There is nothing sweeter than the freshly baked smell of Choreg over Easter.
Choreg, tsoureki, çörek, kozunak, cozonac. Whatever you want to call it, is a sweet egg rich brioche like bread that is baked over the festive Easter weekend.
Mahlep/Mahlab, is the main flavouring of Choreg. What’s Mahlep? It is essentially the kernel found inside the seed of Mediterranean wild cherries that has been grounded into a fine powder. It has a very distinct flavour and smell and I can’t imagine Easter without the smell of Mahlep in the kitchen when a batch of Choreg is baking away in the oven.
This is my Mumma’s recipe, she keeps it hand written on a sheet of paper that is about as old as I am. Her recipe page is covered in stains and food splatters that has accumulated over the years but she still refers to the same piece of paper and won’t transfer her recipes onto a nicer, cleaner notepad.
So here it is! Susan’s famous Choreg: Recipe makes 6 loaves
- 1 block of butter (250g block)
- 2 ½ tablespoons Mahlep*
- 350g pure icing sugar
- 3 tablespoons dry yeast (or 3 x 7g sachet’s)
- 1kg plain flour
- 4 large eggs
- 1 cup full cream milk
- ½ tablespoon white sugar
Glaze: 4 egg yolks and Sesame seeds (white/black) and/or flaked almonds.
*Mahlep can be found in the dry herbs and spcies aisle of supermarkets, delicatessens and most Middle Eastern specialty stores.
This is the type of recipe that is made to the T, none of this ‘a bit of this and a bit of that’ in this one! It is long and time consuming but I promise it is worth it!
Start by making the yeast mixture by mixing the dry yeast with ½ cup of warm water; add 1 tablespoon of plain flour and the ½ tablespoon of white sugar. Max this mixture in a large bowl as it should double in size and froth almost instantly if covered.
In a separate large bowl cream the block of butter with the icing sugar with your fingers. Add the yeast mixture to the creamed butter and continue to mix with your hands. Add the Mahlep, eggs, and slowly incorporate the flour as you start kneading the batter. Knead away for 10-12 minutes by ‘slapping’ the mixture in the bowl towards your body in a wave action.
Once you have a smooth, dense dough, dust the mixture with more flour, making a cross indentation in the dough (this is completely optional, it is traditional in Armenian/Greek culture to signify the religious cross of Easter). Cover the bowl with a lid and wrap your closed bowl in a heavy blanket for a minimum of 6 hours. Overnight is optimal.

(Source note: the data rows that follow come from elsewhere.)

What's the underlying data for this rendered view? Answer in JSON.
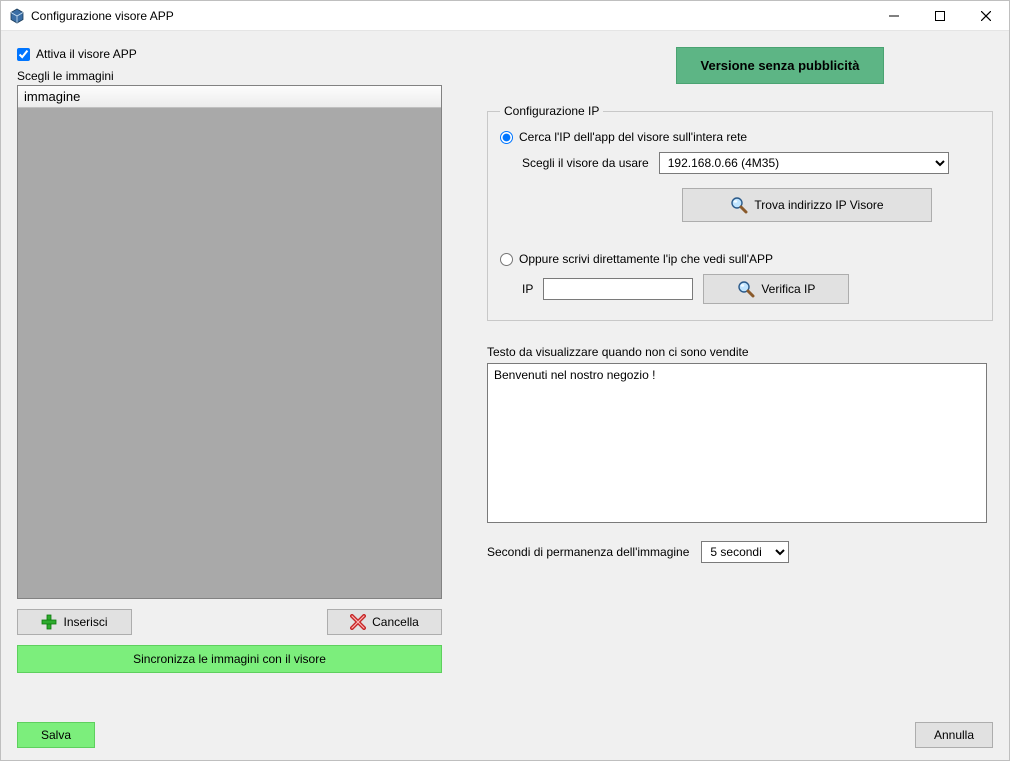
{
  "window": {
    "title": "Configurazione visore APP"
  },
  "activate": {
    "label": "Attiva il visore APP",
    "checked": true
  },
  "images": {
    "label": "Scegli le immagini",
    "header": "immagine",
    "insert_label": "Inserisci",
    "delete_label": "Cancella",
    "sync_label": "Sincronizza le immagini con il visore"
  },
  "banner": {
    "label": "Versione senza pubblicità"
  },
  "ip": {
    "legend": "Configurazione IP",
    "search_label": "Cerca l'IP dell'app del visore sull'intera rete",
    "choose_label": "Scegli il visore da usare",
    "selected": "192.168.0.66 (4M35)",
    "find_label": "Trova indirizzo IP Visore",
    "direct_label": "Oppure scrivi direttamente l'ip che vedi sull'APP",
    "ip_field_label": "IP",
    "ip_value": "",
    "verify_label": "Verifica IP"
  },
  "idle_text": {
    "label": "Testo da visualizzare quando non ci sono vendite",
    "value": "Benvenuti nel nostro negozio !"
  },
  "seconds": {
    "label": "Secondi di permanenza dell'immagine",
    "value": "5 secondi"
  },
  "footer": {
    "save_label": "Salva",
    "cancel_label": "Annulla"
  }
}
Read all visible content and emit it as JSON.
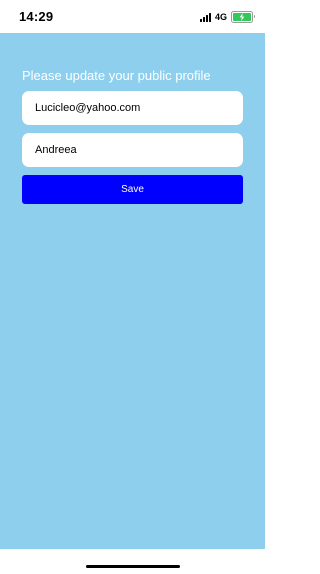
{
  "status_bar": {
    "time": "14:29",
    "network": "4G",
    "signal_bars": 4,
    "battery_level": 1.0,
    "battery_charging": true,
    "battery_color": "#34c759"
  },
  "screen": {
    "heading": "Please update your public profile",
    "background_color": "#8ecfee",
    "email_value": "Lucicleo@yahoo.com",
    "name_value": "Andreea",
    "save_label": "Save",
    "save_color": "#0000ff"
  },
  "icons": {
    "signal": "signal-bars-icon",
    "battery": "battery-charging-icon"
  }
}
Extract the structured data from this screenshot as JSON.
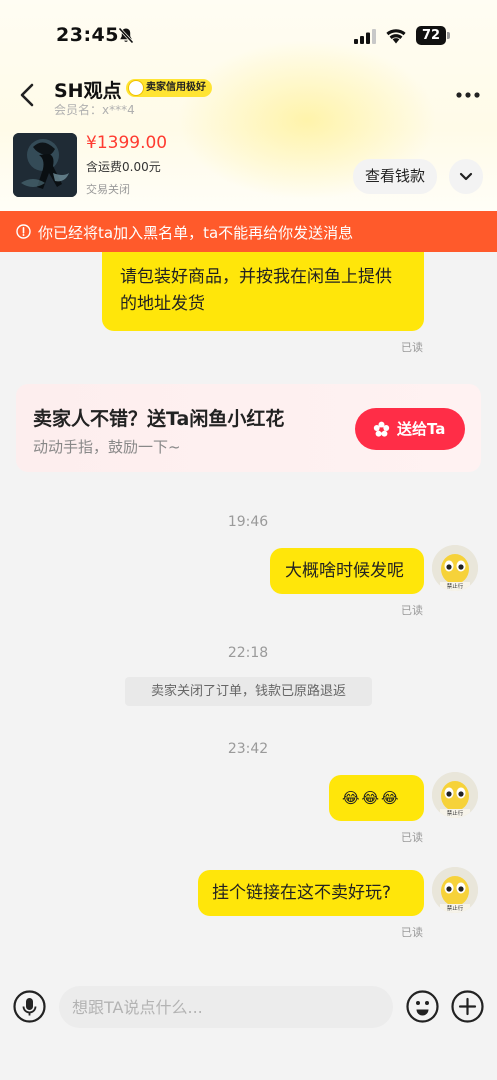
{
  "status_bar": {
    "time": "23:45",
    "battery": "72"
  },
  "header": {
    "name": "SH观点",
    "badge": "卖家信用极好",
    "member": "会员名：x***4"
  },
  "product": {
    "price": "¥1399.00",
    "shipping": "含运费0.00元",
    "status": "交易关闭",
    "view_button": "查看钱款"
  },
  "banner": {
    "text": "你已经将ta加入黑名单，ta不能再给你发送消息"
  },
  "messages": {
    "msg1": "请包装好商品，并按我在闲鱼上提供的地址发货",
    "read": "已读",
    "time1": "19:46",
    "msg2": "大概啥时候发呢",
    "time2": "22:18",
    "system_note": "卖家关闭了订单，钱款已原路退返",
    "time3": "23:42",
    "msg3": "😂😂😂",
    "msg4": "挂个链接在这不卖好玩?"
  },
  "card": {
    "title": "卖家人不错？送Ta闲鱼小红花",
    "subtitle": "动动手指，鼓励一下~",
    "button": "送给Ta"
  },
  "input": {
    "placeholder": "想跟TA说点什么..."
  },
  "avatar": {
    "label": "禁止行"
  },
  "colors": {
    "accent": "#ffe60a",
    "banner": "#ff5a2b",
    "price": "#ff3b30",
    "give": "#ff2d47"
  }
}
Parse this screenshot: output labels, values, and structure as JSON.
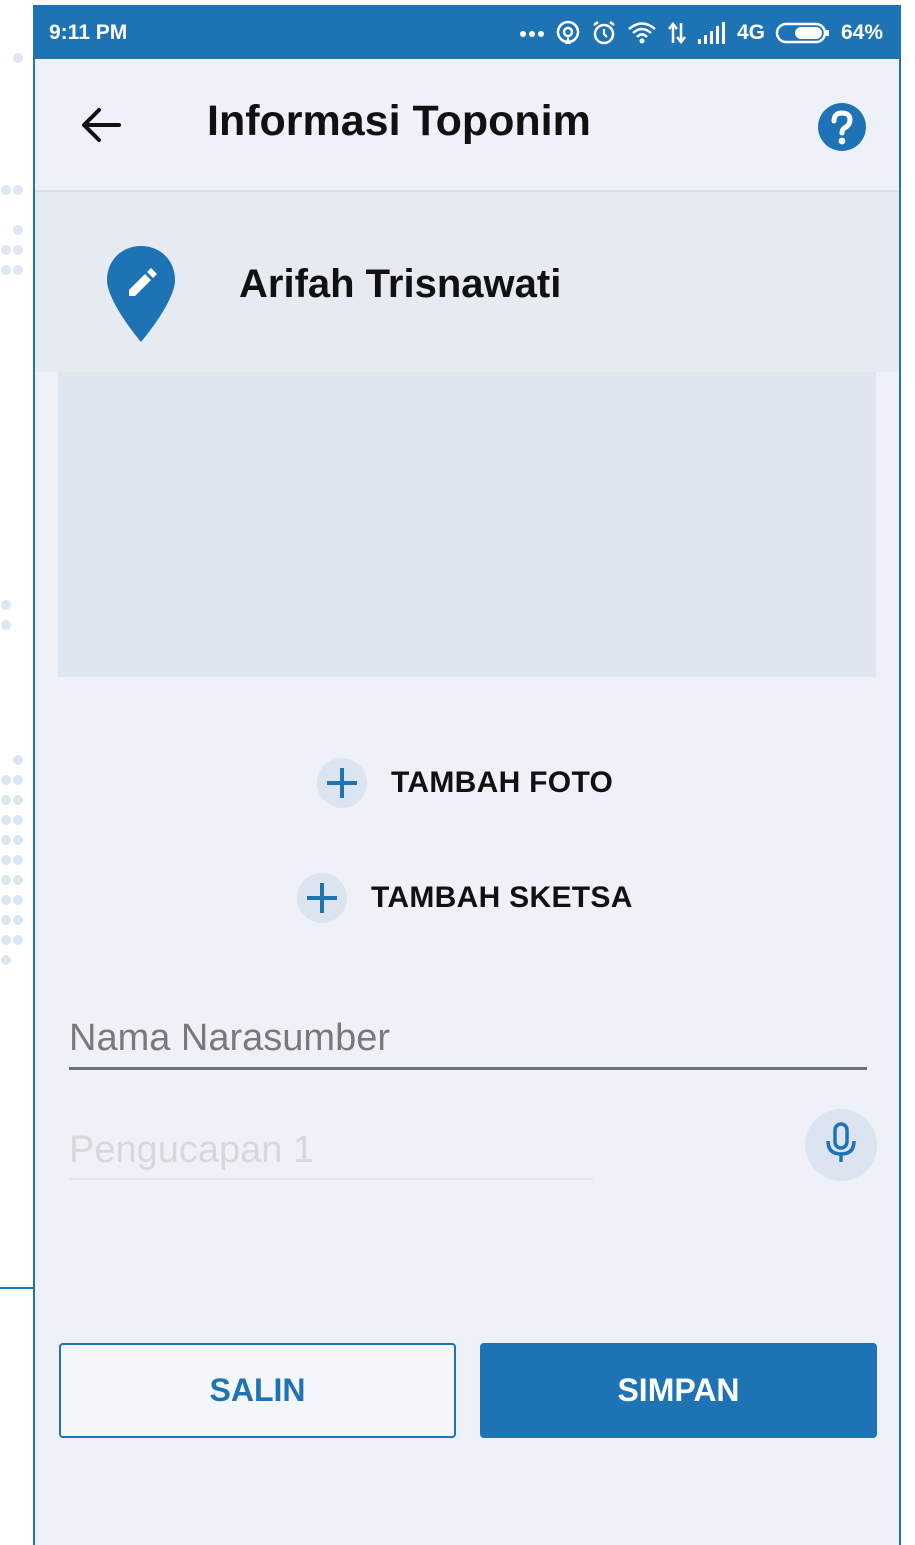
{
  "status_bar": {
    "time": "9:11 PM",
    "network": "4G",
    "battery": "64%",
    "icons": [
      "more-dots-icon",
      "hotspot-icon",
      "alarm-icon",
      "wifi-icon",
      "data-transfer-icon",
      "signal-icon",
      "battery-icon"
    ]
  },
  "appbar": {
    "title": "Informasi Toponim",
    "back_icon": "arrow-left-icon",
    "help_icon": "help-circle-icon"
  },
  "user": {
    "name": "Arifah Trisnawati",
    "icon": "map-pin-edit-icon"
  },
  "actions": {
    "add_photo_label": "TAMBAH FOTO",
    "add_sketch_label": "TAMBAH SKETSA"
  },
  "form": {
    "narasumber_placeholder": "Nama Narasumber",
    "narasumber_value": "",
    "pengucapan_placeholder": "Pengucapan 1",
    "pengucapan_value": "",
    "mic_icon": "microphone-icon"
  },
  "buttons": {
    "copy_label": "SALIN",
    "save_label": "SIMPAN"
  },
  "colors": {
    "primary": "#1e73b5",
    "background": "#eef2f8",
    "photo_placeholder": "#dfe6ef"
  }
}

When you unwrap your dough, it should have doubled in size. Gather up all your strength and punch the batter nice and firm to deflate it. Knead for a minute further to get a nice consistency
Separate the dough into 6 smaller balls, dust with flour and cover with a damp towel. Leave for a further hour to rest.
Take one ball, and separate it into 3 smaller balls. Roll out the 3 small balls with a rolling pin and ‘braid’ your mixture into a nice pattern. Repeat with your 5 other large balls.
Glaze your braided Choreg with egg yolks and cover with your choice of sesame seeds or flaked almonds. Bake your Choreg in a preheated oven of 180degrees or 350f for 20 minutes until golden brown.
Choreg can be eaten on its own, with a chocolate spread or (my favourite) with a slather of sour cherry jam. Enjoy it with a cup of tea.
Happy Easter to you all.